Without leaving anything out, print every line of the data.

----- Data extract -----

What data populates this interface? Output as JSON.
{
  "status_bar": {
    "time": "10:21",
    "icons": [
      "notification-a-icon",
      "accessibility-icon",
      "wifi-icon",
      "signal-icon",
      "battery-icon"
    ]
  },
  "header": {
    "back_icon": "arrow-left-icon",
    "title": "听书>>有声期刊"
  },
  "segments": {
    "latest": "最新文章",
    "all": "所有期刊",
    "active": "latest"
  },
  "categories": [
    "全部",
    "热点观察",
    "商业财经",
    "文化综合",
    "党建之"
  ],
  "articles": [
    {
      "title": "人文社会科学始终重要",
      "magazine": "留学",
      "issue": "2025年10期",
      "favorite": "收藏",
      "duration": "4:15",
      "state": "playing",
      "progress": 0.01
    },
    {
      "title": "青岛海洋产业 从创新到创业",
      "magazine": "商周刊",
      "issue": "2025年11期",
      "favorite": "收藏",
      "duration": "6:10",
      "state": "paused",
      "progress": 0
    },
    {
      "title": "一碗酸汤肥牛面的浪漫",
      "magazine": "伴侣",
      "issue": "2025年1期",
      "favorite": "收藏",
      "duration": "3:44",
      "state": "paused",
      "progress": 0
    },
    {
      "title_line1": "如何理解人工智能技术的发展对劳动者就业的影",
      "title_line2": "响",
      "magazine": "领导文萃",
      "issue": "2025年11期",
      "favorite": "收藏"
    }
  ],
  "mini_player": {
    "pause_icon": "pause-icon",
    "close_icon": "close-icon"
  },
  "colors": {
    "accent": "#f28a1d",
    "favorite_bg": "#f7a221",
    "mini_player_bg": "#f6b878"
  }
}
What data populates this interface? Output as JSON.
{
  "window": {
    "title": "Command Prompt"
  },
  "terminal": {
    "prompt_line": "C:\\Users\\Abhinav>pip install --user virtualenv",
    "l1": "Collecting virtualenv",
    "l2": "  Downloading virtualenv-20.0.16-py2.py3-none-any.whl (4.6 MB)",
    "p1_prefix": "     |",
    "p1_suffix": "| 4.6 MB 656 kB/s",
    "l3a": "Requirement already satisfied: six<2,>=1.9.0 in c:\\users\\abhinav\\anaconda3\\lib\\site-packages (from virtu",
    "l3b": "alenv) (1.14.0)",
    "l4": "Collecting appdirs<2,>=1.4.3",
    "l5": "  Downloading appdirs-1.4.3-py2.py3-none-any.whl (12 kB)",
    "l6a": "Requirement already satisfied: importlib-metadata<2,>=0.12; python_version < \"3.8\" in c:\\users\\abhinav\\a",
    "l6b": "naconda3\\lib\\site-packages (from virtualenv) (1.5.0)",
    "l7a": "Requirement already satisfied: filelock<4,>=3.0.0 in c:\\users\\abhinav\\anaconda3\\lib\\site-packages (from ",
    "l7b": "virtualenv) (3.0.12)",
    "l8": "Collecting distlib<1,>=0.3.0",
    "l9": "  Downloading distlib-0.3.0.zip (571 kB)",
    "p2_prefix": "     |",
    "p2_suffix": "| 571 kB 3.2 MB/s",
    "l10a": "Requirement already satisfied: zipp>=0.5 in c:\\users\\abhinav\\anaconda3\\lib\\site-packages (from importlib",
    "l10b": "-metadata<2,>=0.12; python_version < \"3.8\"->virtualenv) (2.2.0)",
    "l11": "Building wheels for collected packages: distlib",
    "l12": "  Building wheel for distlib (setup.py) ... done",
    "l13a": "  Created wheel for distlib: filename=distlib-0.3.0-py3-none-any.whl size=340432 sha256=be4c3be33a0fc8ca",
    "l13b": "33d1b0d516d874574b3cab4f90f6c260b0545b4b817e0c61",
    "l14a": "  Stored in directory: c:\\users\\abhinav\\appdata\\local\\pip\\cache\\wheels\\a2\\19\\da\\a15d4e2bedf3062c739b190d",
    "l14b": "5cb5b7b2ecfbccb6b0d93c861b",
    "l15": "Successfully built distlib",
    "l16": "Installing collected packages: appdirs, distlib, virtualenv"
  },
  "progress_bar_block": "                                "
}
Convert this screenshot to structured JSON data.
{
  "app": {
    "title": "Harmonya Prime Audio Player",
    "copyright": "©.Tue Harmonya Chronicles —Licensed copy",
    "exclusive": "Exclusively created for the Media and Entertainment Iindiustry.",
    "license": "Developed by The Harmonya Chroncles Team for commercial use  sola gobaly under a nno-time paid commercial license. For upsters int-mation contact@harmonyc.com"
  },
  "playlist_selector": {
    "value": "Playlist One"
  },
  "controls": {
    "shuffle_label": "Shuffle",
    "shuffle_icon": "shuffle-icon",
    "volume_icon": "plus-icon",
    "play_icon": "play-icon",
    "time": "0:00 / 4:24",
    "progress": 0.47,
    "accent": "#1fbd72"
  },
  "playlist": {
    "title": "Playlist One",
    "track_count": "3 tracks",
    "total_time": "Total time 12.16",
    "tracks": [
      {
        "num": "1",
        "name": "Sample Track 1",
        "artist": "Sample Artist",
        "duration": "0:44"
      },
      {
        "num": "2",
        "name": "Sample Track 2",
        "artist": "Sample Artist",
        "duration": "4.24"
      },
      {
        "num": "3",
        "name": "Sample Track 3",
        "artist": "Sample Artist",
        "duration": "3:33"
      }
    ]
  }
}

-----

#### [Exercise answer]
What data populates this interface? Output as JSON.
{
  "status_bar": {
    "time": "10:21",
    "icons": [
      "notification-a-icon",
      "accessibility-icon",
      "wifi-icon",
      "signal-icon",
      "battery-icon"
    ]
  },
  "header": {
    "back_icon": "arrow-left-icon",
    "title": "听书>>有声期刊"
  },
  "segments": {
    "latest": "最新文章",
    "all": "所有期刊",
    "active": "latest"
  },
  "categories": [
    "全部",
    "热点观察",
    "商业财经",
    "文化综合",
    "党建之"
  ],
  "articles": [
    {
      "title": "人文社会科学始终重要",
      "magazine": "留学",
      "issue": "2025年10期",
      "favorite": "收藏",
      "duration": "4:15",
      "state": "playing",
      "progress": 0.01
    },
    {
      "title": "青岛海洋产业 从创新到创业",
      "magazine": "商周刊",
      "issue": "2025年11期",
      "favorite": "收藏",
      "duration": "6:10",
      "state": "paused",
      "progress": 0
    },
    {
      "title": "一碗酸汤肥牛面的浪漫",
      "magazine": "伴侣",
      "issue": "2025年1期",
      "favorite": "收藏",
      "duration": "3:44",
      "state": "paused",
      "progress": 0
    },
    {
      "title_line1": "如何理解人工智能技术的发展对劳动者就业的影",
      "title_line2": "响",
      "magazine": "领导文萃",
      "issue": "2025年11期",
      "favorite": "收藏"
    }
  ],
  "mini_player": {
    "pause_icon": "pause-icon",
    "close_icon": "close-icon"
  },
  "colors": {
    "accent": "#f28a1d",
    "favorite_bg": "#f7a221",
    "mini_player_bg": "#f6b878"
  }
}
What data populates this interface? Output as JSON.
{
  "window": {
    "title": "Command Prompt"
  },
  "terminal": {
    "prompt_line": "C:\\Users\\Abhinav>pip install --user virtualenv",
    "l1": "Collecting virtualenv",
    "l2": "  Downloading virtualenv-20.0.16-py2.py3-none-any.whl (4.6 MB)",
    "p1_prefix": "     |",
    "p1_suffix": "| 4.6 MB 656 kB/s",
    "l3a": "Requirement already satisfied: six<2,>=1.9.0 in c:\\users\\abhinav\\anaconda3\\lib\\site-packages (from virtu",
    "l3b": "alenv) (1.14.0)",
    "l4": "Collecting appdirs<2,>=1.4.3",
    "l5": "  Downloading appdirs-1.4.3-py2.py3-none-any.whl (12 kB)",
    "l6a": "Requirement already satisfied: importlib-metadata<2,>=0.12; python_version < \"3.8\" in c:\\users\\abhinav\\a",
    "l6b": "naconda3\\lib\\site-packages (from virtualenv) (1.5.0)",
    "l7a": "Requirement already satisfied: filelock<4,>=3.0.0 in c:\\users\\abhinav\\anaconda3\\lib\\site-packages (from ",
    "l7b": "virtualenv) (3.0.12)",
    "l8": "Collecting distlib<1,>=0.3.0",
    "l9": "  Downloading distlib-0.3.0.zip (571 kB)",
    "p2_prefix": "     |",
    "p2_suffix": "| 571 kB 3.2 MB/s",
    "l10a": "Requirement already satisfied: zipp>=0.5 in c:\\users\\abhinav\\anaconda3\\lib\\site-packages (from importlib",
    "l10b": "-metadata<2,>=0.12; python_version < \"3.8\"->virtualenv) (2.2.0)",
    "l11": "Building wheels for collected packages: distlib",
    "l12": "  Building wheel for distlib (setup.py) ... done",
    "l13a": "  Created wheel for distlib: filename=distlib-0.3.0-py3-none-any.whl size=340432 sha256=be4c3be33a0fc8ca",
    "l13b": "33d1b0d516d874574b3cab4f90f6c260b0545b4b817e0c61",
    "l14a": "  Stored in directory: c:\\users\\abhinav\\appdata\\local\\pip\\cache\\wheels\\a2\\19\\da\\a15d4e2bedf3062c739b190d",
    "l14b": "5cb5b7b2ecfbccb6b0d93c861b",
    "l15": "Successfully built distlib",
    "l16": "Installing collected packages: appdirs, distlib, virtualenv"
  },
  "progress_bar_block": "                                "
}
Convert this screenshot to structured JSON data.
{
  "app": {
    "title": "Harmonya Prime Audio Player",
    "copyright": "©.Tue Harmonya Chronicles —Licensed copy",
    "exclusive": "Exclusively created for the Media and Entertainment Iindiustry.",
    "license": "Developed by The Harmonya Chroncles Team for commercial use  sola gobaly under a nno-time paid commercial license. For upsters int-mation contact@harmonyc.com"
  },
  "playlist_selector": {
    "value": "Playlist One"
  },
  "controls": {
    "shuffle_label": "Shuffle",
    "shuffle_icon": "shuffle-icon",
    "volume_icon": "plus-icon",
    "play_icon": "play-icon",
    "time": "0:00 / 4:24",
    "progress": 0.47,
    "accent": "#1fbd72"
  },
  "playlist": {
    "title": "Playlist One",
    "track_count": "3 tracks",
    "total_time": "Total time 12.16",
    "tracks": [
      {
        "num": "1",
        "name": "Sample Track 1",
        "artist": "Sample Artist",
        "duration": "0:44"
      },
      {
        "num": "2",
        "name": "Sample Track 2",
        "artist": "Sample Artist",
        "duration": "4.24"
      },
      {
        "num": "3",
        "name": "Sample Track 3",
        "artist": "Sample Artist",
        "duration": "3:33"
      }
    ]
  }
}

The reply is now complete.